TASK DETAILS: Please give back each line below unchanged; none of the pictures should appear.

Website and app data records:
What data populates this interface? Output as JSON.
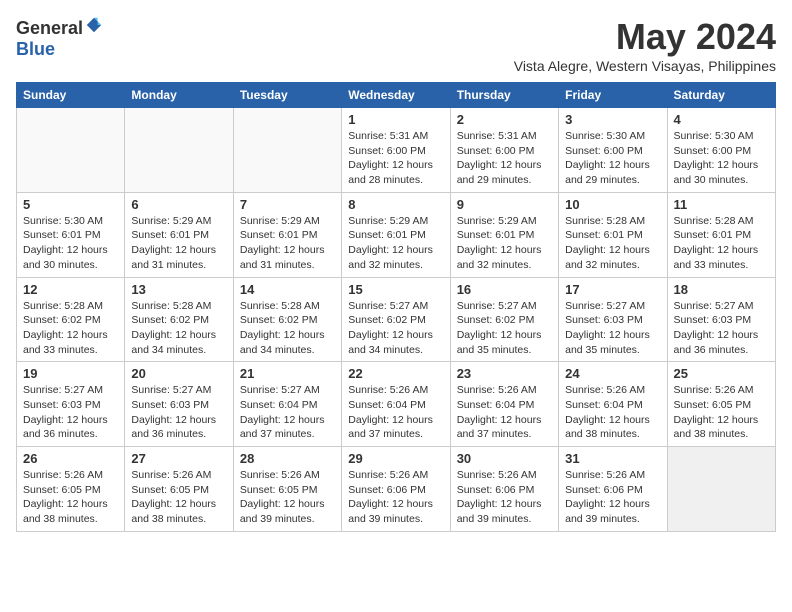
{
  "header": {
    "logo_general": "General",
    "logo_blue": "Blue",
    "month_title": "May 2024",
    "location": "Vista Alegre, Western Visayas, Philippines"
  },
  "weekdays": [
    "Sunday",
    "Monday",
    "Tuesday",
    "Wednesday",
    "Thursday",
    "Friday",
    "Saturday"
  ],
  "weeks": [
    [
      {
        "day": "",
        "info": ""
      },
      {
        "day": "",
        "info": ""
      },
      {
        "day": "",
        "info": ""
      },
      {
        "day": "1",
        "info": "Sunrise: 5:31 AM\nSunset: 6:00 PM\nDaylight: 12 hours\nand 28 minutes."
      },
      {
        "day": "2",
        "info": "Sunrise: 5:31 AM\nSunset: 6:00 PM\nDaylight: 12 hours\nand 29 minutes."
      },
      {
        "day": "3",
        "info": "Sunrise: 5:30 AM\nSunset: 6:00 PM\nDaylight: 12 hours\nand 29 minutes."
      },
      {
        "day": "4",
        "info": "Sunrise: 5:30 AM\nSunset: 6:00 PM\nDaylight: 12 hours\nand 30 minutes."
      }
    ],
    [
      {
        "day": "5",
        "info": "Sunrise: 5:30 AM\nSunset: 6:01 PM\nDaylight: 12 hours\nand 30 minutes."
      },
      {
        "day": "6",
        "info": "Sunrise: 5:29 AM\nSunset: 6:01 PM\nDaylight: 12 hours\nand 31 minutes."
      },
      {
        "day": "7",
        "info": "Sunrise: 5:29 AM\nSunset: 6:01 PM\nDaylight: 12 hours\nand 31 minutes."
      },
      {
        "day": "8",
        "info": "Sunrise: 5:29 AM\nSunset: 6:01 PM\nDaylight: 12 hours\nand 32 minutes."
      },
      {
        "day": "9",
        "info": "Sunrise: 5:29 AM\nSunset: 6:01 PM\nDaylight: 12 hours\nand 32 minutes."
      },
      {
        "day": "10",
        "info": "Sunrise: 5:28 AM\nSunset: 6:01 PM\nDaylight: 12 hours\nand 32 minutes."
      },
      {
        "day": "11",
        "info": "Sunrise: 5:28 AM\nSunset: 6:01 PM\nDaylight: 12 hours\nand 33 minutes."
      }
    ],
    [
      {
        "day": "12",
        "info": "Sunrise: 5:28 AM\nSunset: 6:02 PM\nDaylight: 12 hours\nand 33 minutes."
      },
      {
        "day": "13",
        "info": "Sunrise: 5:28 AM\nSunset: 6:02 PM\nDaylight: 12 hours\nand 34 minutes."
      },
      {
        "day": "14",
        "info": "Sunrise: 5:28 AM\nSunset: 6:02 PM\nDaylight: 12 hours\nand 34 minutes."
      },
      {
        "day": "15",
        "info": "Sunrise: 5:27 AM\nSunset: 6:02 PM\nDaylight: 12 hours\nand 34 minutes."
      },
      {
        "day": "16",
        "info": "Sunrise: 5:27 AM\nSunset: 6:02 PM\nDaylight: 12 hours\nand 35 minutes."
      },
      {
        "day": "17",
        "info": "Sunrise: 5:27 AM\nSunset: 6:03 PM\nDaylight: 12 hours\nand 35 minutes."
      },
      {
        "day": "18",
        "info": "Sunrise: 5:27 AM\nSunset: 6:03 PM\nDaylight: 12 hours\nand 36 minutes."
      }
    ],
    [
      {
        "day": "19",
        "info": "Sunrise: 5:27 AM\nSunset: 6:03 PM\nDaylight: 12 hours\nand 36 minutes."
      },
      {
        "day": "20",
        "info": "Sunrise: 5:27 AM\nSunset: 6:03 PM\nDaylight: 12 hours\nand 36 minutes."
      },
      {
        "day": "21",
        "info": "Sunrise: 5:27 AM\nSunset: 6:04 PM\nDaylight: 12 hours\nand 37 minutes."
      },
      {
        "day": "22",
        "info": "Sunrise: 5:26 AM\nSunset: 6:04 PM\nDaylight: 12 hours\nand 37 minutes."
      },
      {
        "day": "23",
        "info": "Sunrise: 5:26 AM\nSunset: 6:04 PM\nDaylight: 12 hours\nand 37 minutes."
      },
      {
        "day": "24",
        "info": "Sunrise: 5:26 AM\nSunset: 6:04 PM\nDaylight: 12 hours\nand 38 minutes."
      },
      {
        "day": "25",
        "info": "Sunrise: 5:26 AM\nSunset: 6:05 PM\nDaylight: 12 hours\nand 38 minutes."
      }
    ],
    [
      {
        "day": "26",
        "info": "Sunrise: 5:26 AM\nSunset: 6:05 PM\nDaylight: 12 hours\nand 38 minutes."
      },
      {
        "day": "27",
        "info": "Sunrise: 5:26 AM\nSunset: 6:05 PM\nDaylight: 12 hours\nand 38 minutes."
      },
      {
        "day": "28",
        "info": "Sunrise: 5:26 AM\nSunset: 6:05 PM\nDaylight: 12 hours\nand 39 minutes."
      },
      {
        "day": "29",
        "info": "Sunrise: 5:26 AM\nSunset: 6:06 PM\nDaylight: 12 hours\nand 39 minutes."
      },
      {
        "day": "30",
        "info": "Sunrise: 5:26 AM\nSunset: 6:06 PM\nDaylight: 12 hours\nand 39 minutes."
      },
      {
        "day": "31",
        "info": "Sunrise: 5:26 AM\nSunset: 6:06 PM\nDaylight: 12 hours\nand 39 minutes."
      },
      {
        "day": "",
        "info": ""
      }
    ]
  ]
}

SOLUTION FOR THIS TASK:
What data populates this interface? Output as JSON.
{
  "header": {
    "logo_general": "General",
    "logo_blue": "Blue",
    "month_title": "May 2024",
    "location": "Vista Alegre, Western Visayas, Philippines"
  },
  "weekdays": [
    "Sunday",
    "Monday",
    "Tuesday",
    "Wednesday",
    "Thursday",
    "Friday",
    "Saturday"
  ],
  "weeks": [
    [
      {
        "day": "",
        "info": ""
      },
      {
        "day": "",
        "info": ""
      },
      {
        "day": "",
        "info": ""
      },
      {
        "day": "1",
        "info": "Sunrise: 5:31 AM\nSunset: 6:00 PM\nDaylight: 12 hours\nand 28 minutes."
      },
      {
        "day": "2",
        "info": "Sunrise: 5:31 AM\nSunset: 6:00 PM\nDaylight: 12 hours\nand 29 minutes."
      },
      {
        "day": "3",
        "info": "Sunrise: 5:30 AM\nSunset: 6:00 PM\nDaylight: 12 hours\nand 29 minutes."
      },
      {
        "day": "4",
        "info": "Sunrise: 5:30 AM\nSunset: 6:00 PM\nDaylight: 12 hours\nand 30 minutes."
      }
    ],
    [
      {
        "day": "5",
        "info": "Sunrise: 5:30 AM\nSunset: 6:01 PM\nDaylight: 12 hours\nand 30 minutes."
      },
      {
        "day": "6",
        "info": "Sunrise: 5:29 AM\nSunset: 6:01 PM\nDaylight: 12 hours\nand 31 minutes."
      },
      {
        "day": "7",
        "info": "Sunrise: 5:29 AM\nSunset: 6:01 PM\nDaylight: 12 hours\nand 31 minutes."
      },
      {
        "day": "8",
        "info": "Sunrise: 5:29 AM\nSunset: 6:01 PM\nDaylight: 12 hours\nand 32 minutes."
      },
      {
        "day": "9",
        "info": "Sunrise: 5:29 AM\nSunset: 6:01 PM\nDaylight: 12 hours\nand 32 minutes."
      },
      {
        "day": "10",
        "info": "Sunrise: 5:28 AM\nSunset: 6:01 PM\nDaylight: 12 hours\nand 32 minutes."
      },
      {
        "day": "11",
        "info": "Sunrise: 5:28 AM\nSunset: 6:01 PM\nDaylight: 12 hours\nand 33 minutes."
      }
    ],
    [
      {
        "day": "12",
        "info": "Sunrise: 5:28 AM\nSunset: 6:02 PM\nDaylight: 12 hours\nand 33 minutes."
      },
      {
        "day": "13",
        "info": "Sunrise: 5:28 AM\nSunset: 6:02 PM\nDaylight: 12 hours\nand 34 minutes."
      },
      {
        "day": "14",
        "info": "Sunrise: 5:28 AM\nSunset: 6:02 PM\nDaylight: 12 hours\nand 34 minutes."
      },
      {
        "day": "15",
        "info": "Sunrise: 5:27 AM\nSunset: 6:02 PM\nDaylight: 12 hours\nand 34 minutes."
      },
      {
        "day": "16",
        "info": "Sunrise: 5:27 AM\nSunset: 6:02 PM\nDaylight: 12 hours\nand 35 minutes."
      },
      {
        "day": "17",
        "info": "Sunrise: 5:27 AM\nSunset: 6:03 PM\nDaylight: 12 hours\nand 35 minutes."
      },
      {
        "day": "18",
        "info": "Sunrise: 5:27 AM\nSunset: 6:03 PM\nDaylight: 12 hours\nand 36 minutes."
      }
    ],
    [
      {
        "day": "19",
        "info": "Sunrise: 5:27 AM\nSunset: 6:03 PM\nDaylight: 12 hours\nand 36 minutes."
      },
      {
        "day": "20",
        "info": "Sunrise: 5:27 AM\nSunset: 6:03 PM\nDaylight: 12 hours\nand 36 minutes."
      },
      {
        "day": "21",
        "info": "Sunrise: 5:27 AM\nSunset: 6:04 PM\nDaylight: 12 hours\nand 37 minutes."
      },
      {
        "day": "22",
        "info": "Sunrise: 5:26 AM\nSunset: 6:04 PM\nDaylight: 12 hours\nand 37 minutes."
      },
      {
        "day": "23",
        "info": "Sunrise: 5:26 AM\nSunset: 6:04 PM\nDaylight: 12 hours\nand 37 minutes."
      },
      {
        "day": "24",
        "info": "Sunrise: 5:26 AM\nSunset: 6:04 PM\nDaylight: 12 hours\nand 38 minutes."
      },
      {
        "day": "25",
        "info": "Sunrise: 5:26 AM\nSunset: 6:05 PM\nDaylight: 12 hours\nand 38 minutes."
      }
    ],
    [
      {
        "day": "26",
        "info": "Sunrise: 5:26 AM\nSunset: 6:05 PM\nDaylight: 12 hours\nand 38 minutes."
      },
      {
        "day": "27",
        "info": "Sunrise: 5:26 AM\nSunset: 6:05 PM\nDaylight: 12 hours\nand 38 minutes."
      },
      {
        "day": "28",
        "info": "Sunrise: 5:26 AM\nSunset: 6:05 PM\nDaylight: 12 hours\nand 39 minutes."
      },
      {
        "day": "29",
        "info": "Sunrise: 5:26 AM\nSunset: 6:06 PM\nDaylight: 12 hours\nand 39 minutes."
      },
      {
        "day": "30",
        "info": "Sunrise: 5:26 AM\nSunset: 6:06 PM\nDaylight: 12 hours\nand 39 minutes."
      },
      {
        "day": "31",
        "info": "Sunrise: 5:26 AM\nSunset: 6:06 PM\nDaylight: 12 hours\nand 39 minutes."
      },
      {
        "day": "",
        "info": ""
      }
    ]
  ]
}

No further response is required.